Start of Block
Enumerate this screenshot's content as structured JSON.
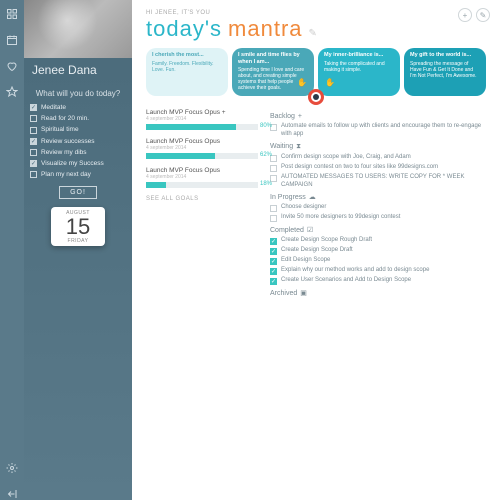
{
  "user": {
    "greeting": "HI JENEE, IT'S YOU",
    "name": "Jenee Dana"
  },
  "title": {
    "main": "today's",
    "accent": "mantra"
  },
  "rail_icons": [
    "grid",
    "calendar",
    "heart",
    "star",
    "gear",
    "logout"
  ],
  "sidebar": {
    "prompt": "What will you do today?",
    "todos": [
      {
        "label": "Meditate",
        "done": true
      },
      {
        "label": "Read for 20 min.",
        "done": false
      },
      {
        "label": "Spiritual time",
        "done": false
      },
      {
        "label": "Review successes",
        "done": true
      },
      {
        "label": "Review my dibs",
        "done": false
      },
      {
        "label": "Visualize my Success",
        "done": true
      },
      {
        "label": "Plan my next day",
        "done": false
      }
    ],
    "go": "GO!",
    "calendar": {
      "month": "AUGUST",
      "day": "15",
      "weekday": "FRIDAY"
    }
  },
  "mantras": [
    {
      "head": "I cherish the most...",
      "body": "Family. Freedom. Flexibility. Love. Fun."
    },
    {
      "head": "I smile and time flies by when I am...",
      "body": "Spending time I love and care about, and creating simple systems that help people achieve their goals."
    },
    {
      "head": "My inner-brilliance is...",
      "body": "Taking the complicated and making it simple."
    },
    {
      "head": "My gift to the world is...",
      "body": "Spreading the message of Have Fun & Get It Done and I'm Not Perfect, I'm Awesome."
    }
  ],
  "goals": [
    {
      "title": "Launch MVP Focus Opus +",
      "date": "4 september 2014",
      "pct": 80
    },
    {
      "title": "Launch MVP Focus Opus",
      "date": "4 september 2014",
      "pct": 62
    },
    {
      "title": "Launch MVP Focus Opus",
      "date": "4 september 2014",
      "pct": 18
    }
  ],
  "see_all": "SEE ALL GOALS",
  "sections": {
    "backlog": {
      "label": "Backlog",
      "items": [
        "Automate emails to follow up with clients and encourage them to re-engage with app"
      ]
    },
    "waiting": {
      "label": "Waiting",
      "items": [
        "Confirm design scope with Joe, Craig, and Adam",
        "Post design contest on two to four sites like 99designs.com",
        "AUTOMATED MESSAGES TO USERS: WRITE COPY FOR * WEEK CAMPAIGN"
      ]
    },
    "inprogress": {
      "label": "In Progress",
      "items": [
        "Choose designer",
        "Invite 50 more designers to 99design contest"
      ]
    },
    "completed": {
      "label": "Completed",
      "items": [
        "Create Design Scope Rough Draft",
        "Create Design Scope Draft",
        "Edit Design Scope",
        "Explain why our method works and add to design scope",
        "Create User Scenarios and Add to Design Scope"
      ]
    },
    "archived": {
      "label": "Archived"
    }
  }
}
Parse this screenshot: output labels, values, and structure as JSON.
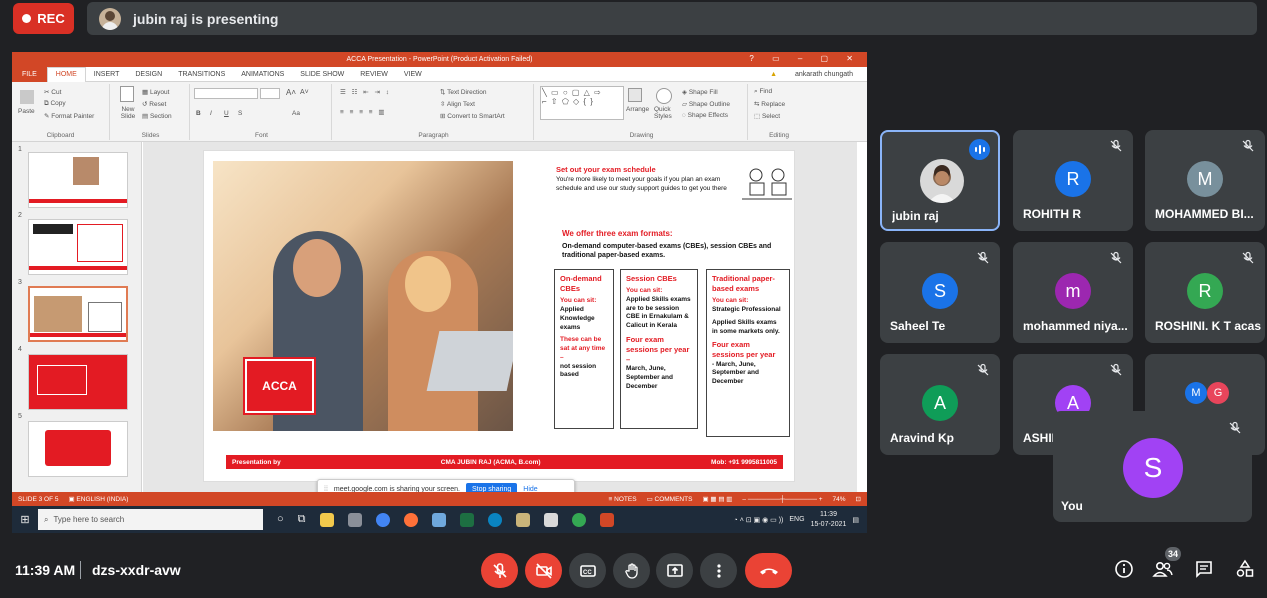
{
  "topbar": {
    "rec_label": "REC",
    "presenting_text": "jubin raj is presenting"
  },
  "powerpoint": {
    "title": "ACCA Presentation - PowerPoint (Product Activation Failed)",
    "tabs": [
      "FILE",
      "HOME",
      "INSERT",
      "DESIGN",
      "TRANSITIONS",
      "ANIMATIONS",
      "SLIDE SHOW",
      "REVIEW",
      "VIEW"
    ],
    "user": "ankarath chungath",
    "ribbon": {
      "clipboard": {
        "label": "Clipboard",
        "paste": "Paste",
        "cut": "Cut",
        "copy": "Copy",
        "format_painter": "Format Painter"
      },
      "slides": {
        "label": "Slides",
        "new_slide": "New Slide",
        "layout": "Layout",
        "reset": "Reset",
        "section": "Section"
      },
      "font": {
        "label": "Font",
        "bold": "B",
        "italic": "I",
        "underline": "U",
        "strike": "S",
        "aa": "Aa",
        "a_up": "A",
        "a_down": "A"
      },
      "paragraph": {
        "label": "Paragraph",
        "text_direction": "Text Direction",
        "align_text": "Align Text",
        "convert_smartart": "Convert to SmartArt"
      },
      "drawing": {
        "label": "Drawing",
        "arrange": "Arrange",
        "quick_styles": "Quick Styles",
        "shape_fill": "Shape Fill",
        "shape_outline": "Shape Outline",
        "shape_effects": "Shape Effects"
      },
      "editing": {
        "label": "Editing",
        "find": "Find",
        "replace": "Replace",
        "select": "Select"
      }
    },
    "thumbnails": [
      "1",
      "2",
      "3",
      "4",
      "5"
    ],
    "slide": {
      "logo": "ACCA",
      "heading1": "Set out your exam schedule",
      "text1": "You're more likely to meet your goals if you plan an exam schedule and use our study support guides to get you there",
      "heading2": "We offer three exam formats:",
      "text2": "On-demand computer-based exams (CBEs), session CBEs and traditional paper-based exams.",
      "boxes": [
        {
          "title": "On-demand CBEs",
          "sit": "You can sit:",
          "desc": "Applied Knowledge exams",
          "extra_red": "These can be sat at any time –",
          "extra": "not session based"
        },
        {
          "title": "Session CBEs",
          "sit": "You can sit:",
          "desc": "Applied Skills exams are to be session CBE in Ernakulam & Calicut in Kerala",
          "extra_red": "Four exam sessions per year –",
          "extra": "March, June, September and December"
        },
        {
          "title": "Traditional paper-based exams",
          "sit": "You can sit:",
          "desc": "Strategic Professional",
          "desc2": "Applied Skills exams in some markets only.",
          "extra_red": "Four exam sessions per year",
          "extra": "- March, June, September and December"
        }
      ],
      "footer_left": "Presentation by",
      "footer_mid": "CMA JUBIN RAJ (ACMA, B.com)",
      "footer_right": "Mob: +91 9995811005"
    },
    "share_popup": {
      "text": "meet.google.com is sharing your screen.",
      "stop": "Stop sharing",
      "hide": "Hide"
    },
    "statusbar": {
      "slide": "SLIDE 3 OF 5",
      "lang": "ENGLISH (INDIA)",
      "notes": "NOTES",
      "comments": "COMMENTS",
      "zoom": "74%"
    }
  },
  "taskbar": {
    "search_placeholder": "Type here to search",
    "lang": "ENG",
    "time": "11:39",
    "date": "15-07-2021"
  },
  "participants": [
    {
      "name": "jubin raj",
      "initial": "",
      "color": "#d9d9d9",
      "speaking": true
    },
    {
      "name": "ROHITH R",
      "initial": "R",
      "color": "#1a73e8"
    },
    {
      "name": "MOHAMMED BI...",
      "initial": "M",
      "color": "#78909c"
    },
    {
      "name": "Saheel Te",
      "initial": "S",
      "color": "#1a73e8"
    },
    {
      "name": "mohammed niya...",
      "initial": "m",
      "color": "#9c27b0"
    },
    {
      "name": "ROSHINI. K T acas",
      "initial": "R",
      "color": "#34a853"
    },
    {
      "name": "Aravind Kp",
      "initial": "A",
      "color": "#0f9d58"
    },
    {
      "name": "ASHID",
      "initial": "A",
      "color": "#a142f4"
    },
    {
      "name": "",
      "initial": "M",
      "initial2": "G",
      "color": "#1a73e8",
      "color2": "#e8455b"
    }
  ],
  "you_tile": {
    "name": "You",
    "initial": "S"
  },
  "bottombar": {
    "time": "11:39 AM",
    "meeting_code": "dzs-xxdr-avw",
    "participant_count": "34"
  },
  "colors": {
    "end_call": "#ea4335",
    "accent": "#8ab4f8",
    "ppt": "#d24726",
    "acca": "#e31b23"
  }
}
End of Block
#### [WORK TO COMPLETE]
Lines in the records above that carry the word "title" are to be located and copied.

#### [RESULT OF THE TASK]
  "title": {
      "title": "Launch MVP Focus Opus +",
      "title": "Launch MVP Focus Opus",
      "title": "Launch MVP Focus Opus",
    "title": "ACCA Presentation - PowerPoint (Product Activation Failed)",
          "title": "On-demand CBEs",
          "title": "Session CBEs",
          "title": "Traditional paper-based exams",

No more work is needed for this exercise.